## Task item:
Below are entries; copy exactly, and only, the lines from the one containing "Convert this screenshot" through their final line, leaving out pictures.

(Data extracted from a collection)
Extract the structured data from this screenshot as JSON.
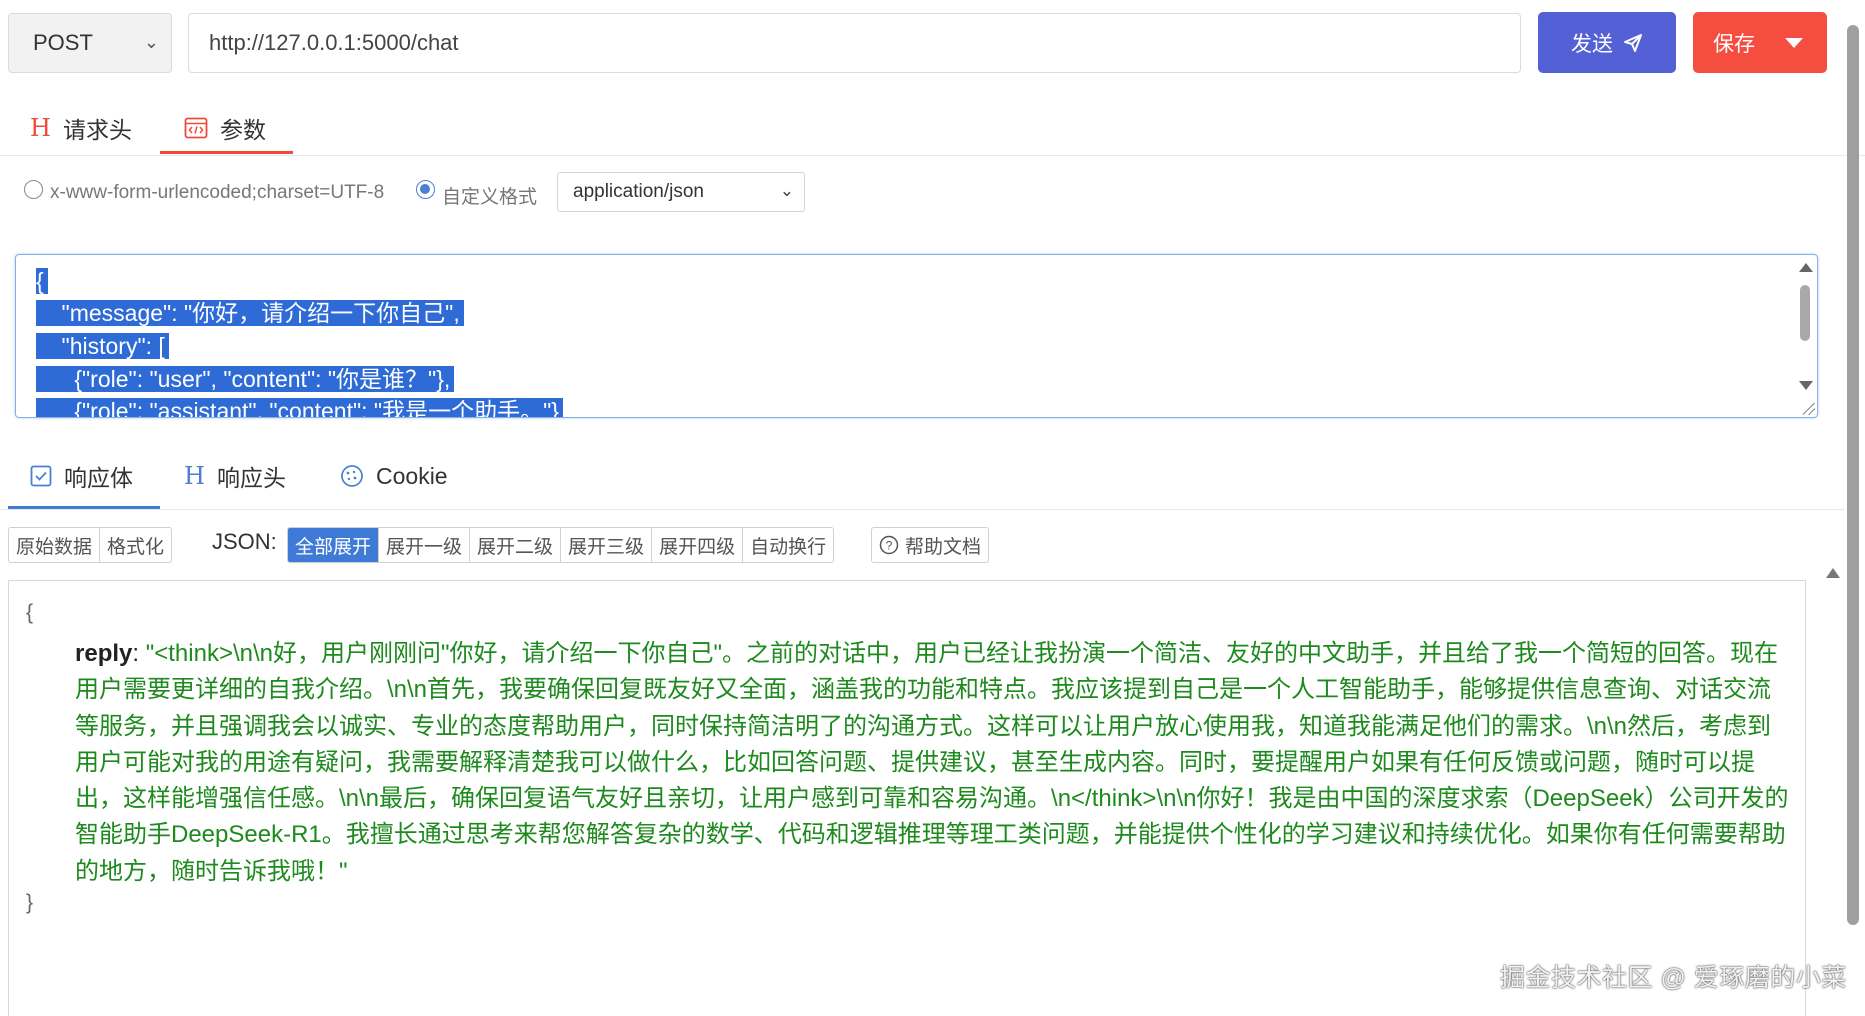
{
  "request": {
    "method": "POST",
    "url": "http://127.0.0.1:5000/chat",
    "send_label": "发送",
    "save_label": "保存"
  },
  "request_tabs": [
    {
      "label": "请求头",
      "icon": "H"
    },
    {
      "label": "参数",
      "icon": "code-window-icon"
    }
  ],
  "format": {
    "option1": "x-www-form-urlencoded;charset=UTF-8",
    "option2": "自定义格式",
    "selected_option": "自定义格式",
    "content_type": "application/json"
  },
  "body_lines": [
    "{",
    "    \"message\": \"你好，请介绍一下你自己\",",
    "    \"history\": [",
    "      {\"role\": \"user\", \"content\": \"你是谁？\"},",
    "      {\"role\": \"assistant\", \"content\": \"我是一个助手。\"}"
  ],
  "response_tabs": [
    {
      "label": "响应体"
    },
    {
      "label": "响应头"
    },
    {
      "label": "Cookie"
    }
  ],
  "view_buttons": [
    "原始数据",
    "格式化"
  ],
  "json_label": "JSON:",
  "expand_buttons": [
    "全部展开",
    "展开一级",
    "展开二级",
    "展开三级",
    "展开四级",
    "自动换行"
  ],
  "active_expand": "全部展开",
  "help_label": "帮助文档",
  "response": {
    "open_brace": "{",
    "key": "reply",
    "value": "\"<think>\\n\\n好，用户刚刚问\"你好，请介绍一下你自己\"。之前的对话中，用户已经让我扮演一个简洁、友好的中文助手，并且给了我一个简短的回答。现在用户需要更详细的自我介绍。\\n\\n首先，我要确保回复既友好又全面，涵盖我的功能和特点。我应该提到自己是一个人工智能助手，能够提供信息查询、对话交流等服务，并且强调我会以诚实、专业的态度帮助用户，同时保持简洁明了的沟通方式。这样可以让用户放心使用我，知道我能满足他们的需求。\\n\\n然后，考虑到用户可能对我的用途有疑问，我需要解释清楚我可以做什么，比如回答问题、提供建议，甚至生成内容。同时，要提醒用户如果有任何反馈或问题，随时可以提出，这样能增强信任感。\\n\\n最后，确保回复语气友好且亲切，让用户感到可靠和容易沟通。\\n</think>\\n\\n你好！我是由中国的深度求索（DeepSeek）公司开发的智能助手DeepSeek-R1。我擅长通过思考来帮您解答复杂的数学、代码和逻辑推理等理工类问题，并能提供个性化的学习建议和持续优化。如果你有任何需要帮助的地方，随时告诉我哦！\"",
    "close_brace": "}"
  },
  "watermark": "掘金技术社区 @ 爱琢磨的小菜",
  "colors": {
    "send": "#5460d6",
    "save": "#f54d3f",
    "accent_red": "#ef4b3b",
    "accent_blue": "#3f7bd6",
    "selection": "#2e6bd6",
    "json_value": "#1e8a1e"
  }
}
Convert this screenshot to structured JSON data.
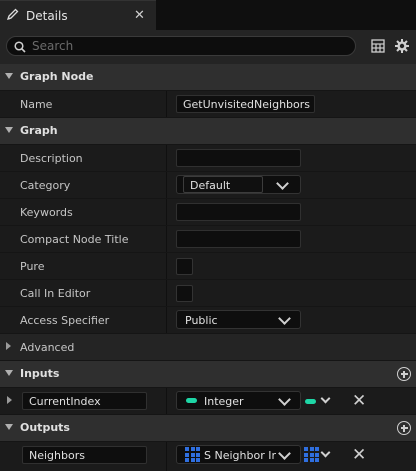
{
  "tab": {
    "title": "Details"
  },
  "search": {
    "placeholder": "Search"
  },
  "sections": {
    "graph_node": "Graph Node",
    "graph": "Graph",
    "advanced": "Advanced",
    "inputs": "Inputs",
    "outputs": "Outputs"
  },
  "graph_node": {
    "name_label": "Name",
    "name_value": "GetUnvisitedNeighbors"
  },
  "graph": {
    "description_label": "Description",
    "description_value": "",
    "category_label": "Category",
    "category_value": "Default",
    "keywords_label": "Keywords",
    "keywords_value": "",
    "compact_title_label": "Compact Node Title",
    "compact_title_value": "",
    "pure_label": "Pure",
    "call_in_editor_label": "Call In Editor",
    "access_label": "Access Specifier",
    "access_value": "Public"
  },
  "inputs": [
    {
      "name": "CurrentIndex",
      "type": "Integer",
      "pin_color": "#1ed6a6"
    }
  ],
  "outputs": [
    {
      "name": "Neighbors",
      "type": "S Neighbor Info",
      "pin_color": "#2f6fe0"
    }
  ]
}
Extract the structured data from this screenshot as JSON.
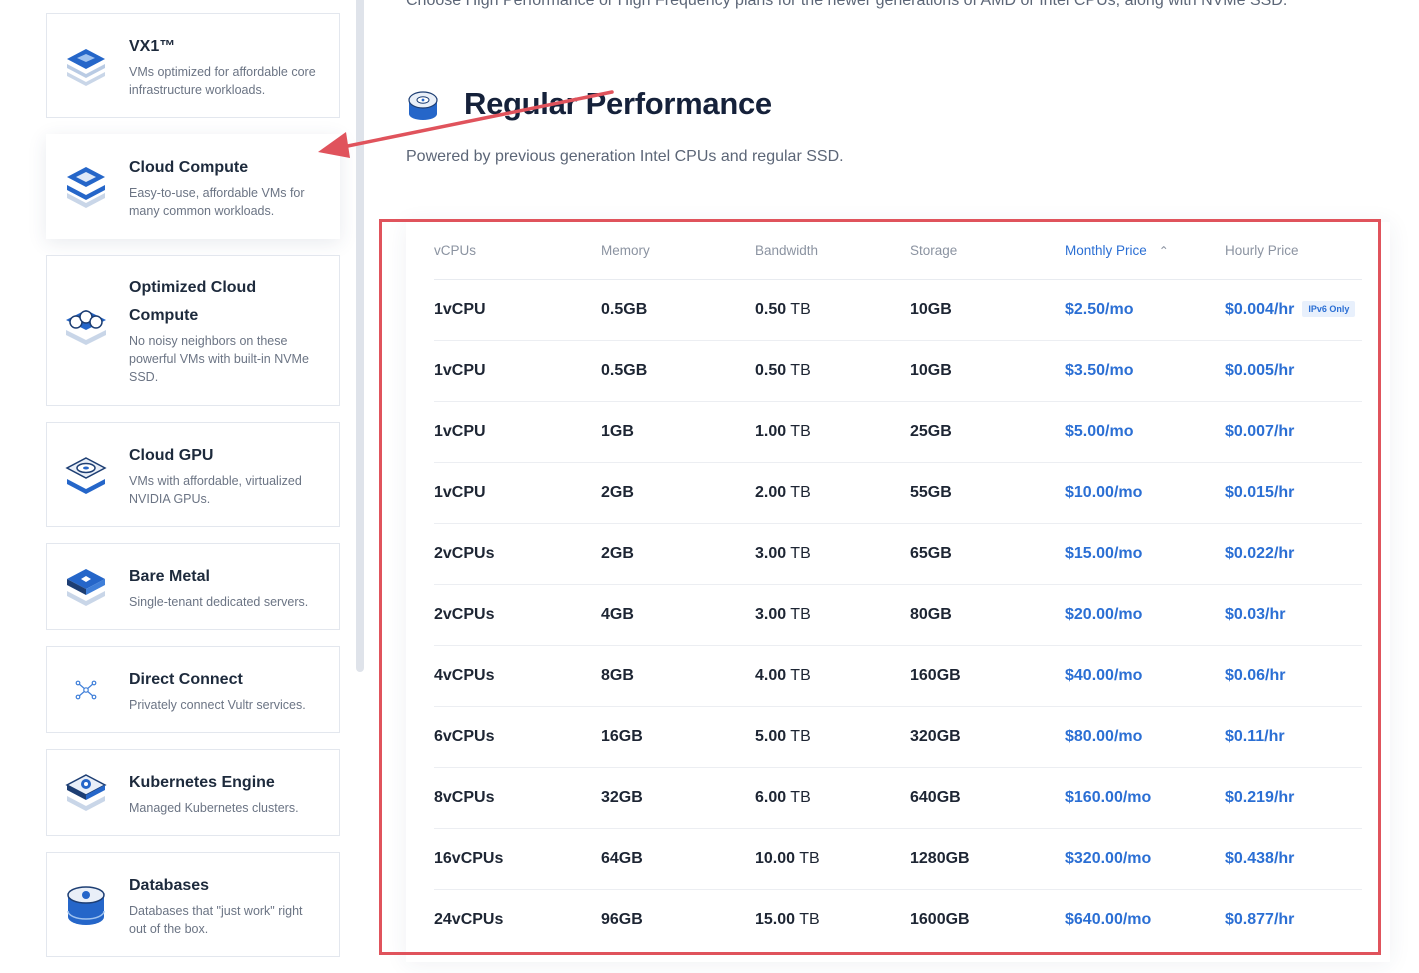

## Result below:
Convert this screenshot to structured JSON data.
{
  "tab": {
    "title": "Details"
  },
  "search": {
    "placeholder": "Search"
  },
  "sections": {
    "graph_node": "Graph Node",
    "graph": "Graph",
    "advanced": "Advanced",
    "inputs": "Inputs",
    "outputs": "Outputs"
  },
  "graph_node": {
    "name_label": "Name",
    "name_value": "GetUnvisitedNeighbors"
  },
  "graph": {
    "description_label": "Description",
    "description_value": "",
    "category_label": "Category",
    "category_value": "Default",
    "keywords_label": "Keywords",
    "keywords_value": "",
    "compact_title_label": "Compact Node Title",
    "compact_title_value": "",
    "pure_label": "Pure",
    "call_in_editor_label": "Call In Editor",
    "access_label": "Access Specifier",
    "access_value": "Public"
  },
  "inputs": [
    {
      "name": "CurrentIndex",
      "type": "Integer",
      "pin_color": "#1ed6a6"
    }
  ],
  "outputs": [
    {
      "name": "Neighbors",
      "type": "S Neighbor Info",
      "pin_color": "#2f6fe0"
    }
  ]
}
Extract the structured data from this screenshot as JSON.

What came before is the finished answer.